Asked if the next few weeks might serve as an audition for other teams, Britton replied, "I guess so, but I'm not going to think of it like that."

Britton made the 2016 AL All-Star team during a season in which he converted all 47 of his save opportunities and compiled a 0.54 ERA in 69 appearances.

He fought forearm and knee injuries last season and had only 15 saves. Then, during the winter, he tore his right Achilles tendon during a workout.

"When I injured myself in December, I was just looking forward to walking again and running again and then to be able to pitch back in the big leagues," Britton said. "There were a lot of hurdles that I overcame."

Surgery and an intense rehab program under Orioles trainer Brian Ebel enabled the 30-year-old to return sooner than many anticipated.

"The thought that he's a pitcher for us on June 11, that's remarkable," manager Buck Showalter said. "He's checked every box to get ready. I don't know what else you could possibly do."

Although Britton will be pitching for a team that's struggled mightily this season, that won't influence the intensity he will bring to the mound.

"I had some injuries the last few years, so I'm looking forward to turning the page on that and just getting back to pitching well," he said. "Everyone in this clubhouse wants to do well at this level, and that's my focus."

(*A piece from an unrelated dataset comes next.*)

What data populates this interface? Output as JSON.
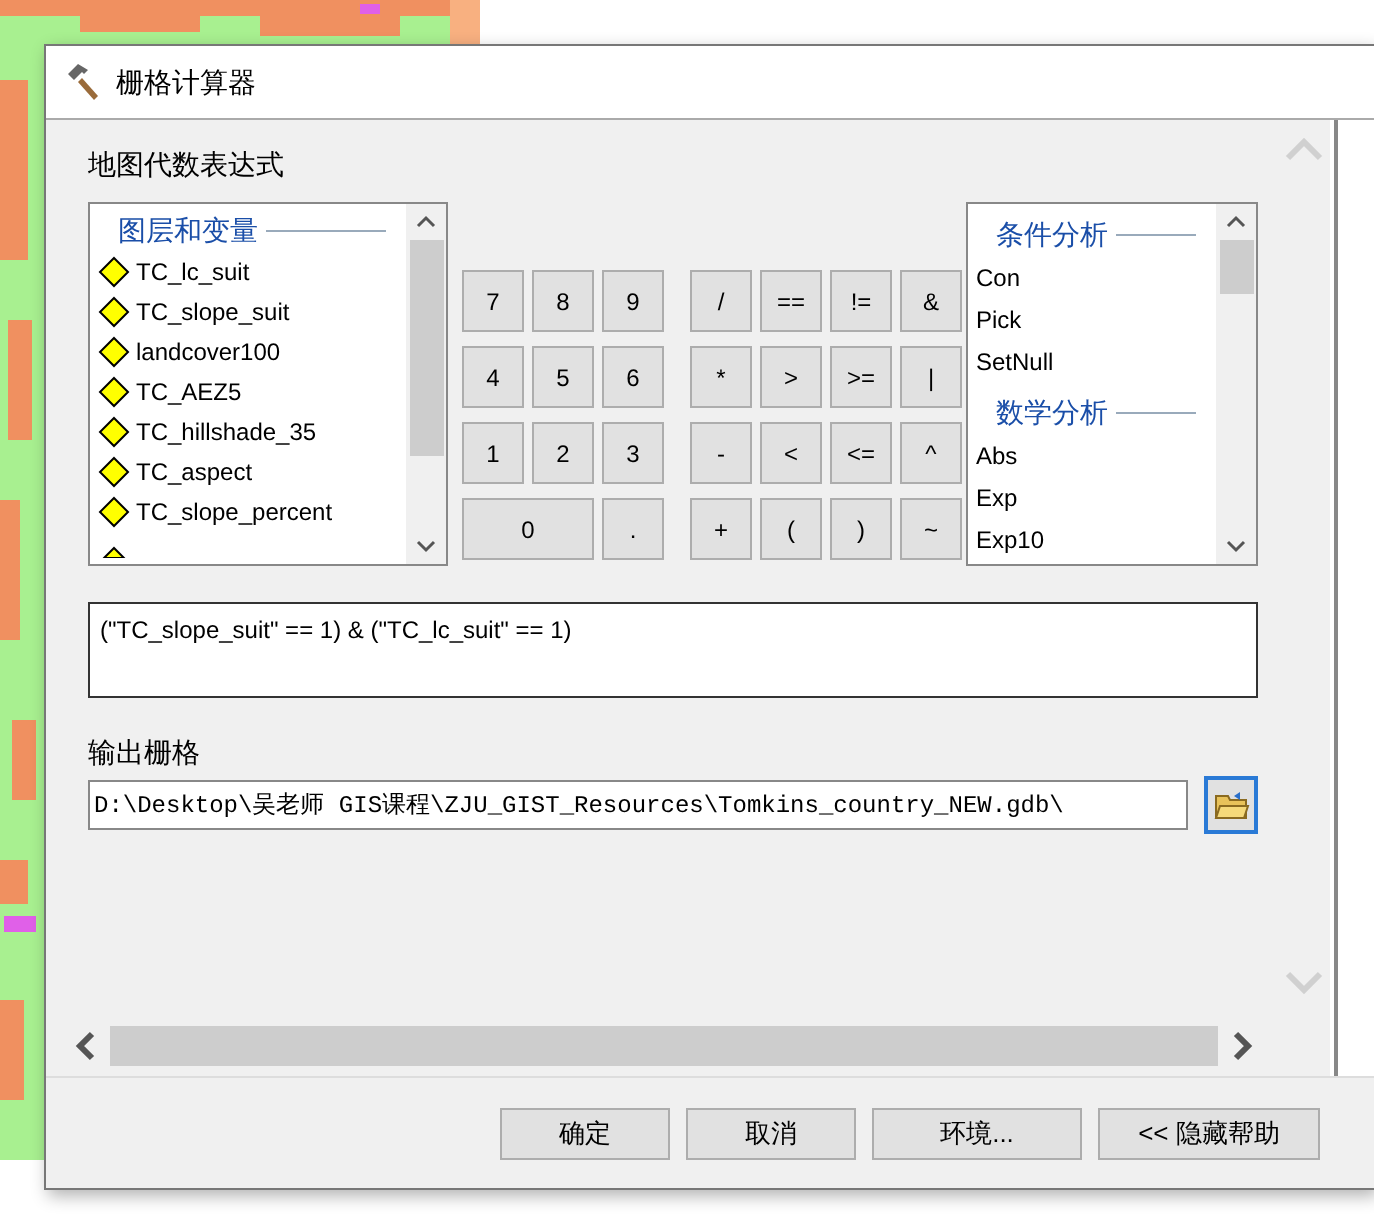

To adjust the roster for Britton's return, the Orioles placed right-hander Pedro Araujo on the 10-day disabled list with a right elbow strain and moved outfielder Colby Rasmus to the 60-day DL.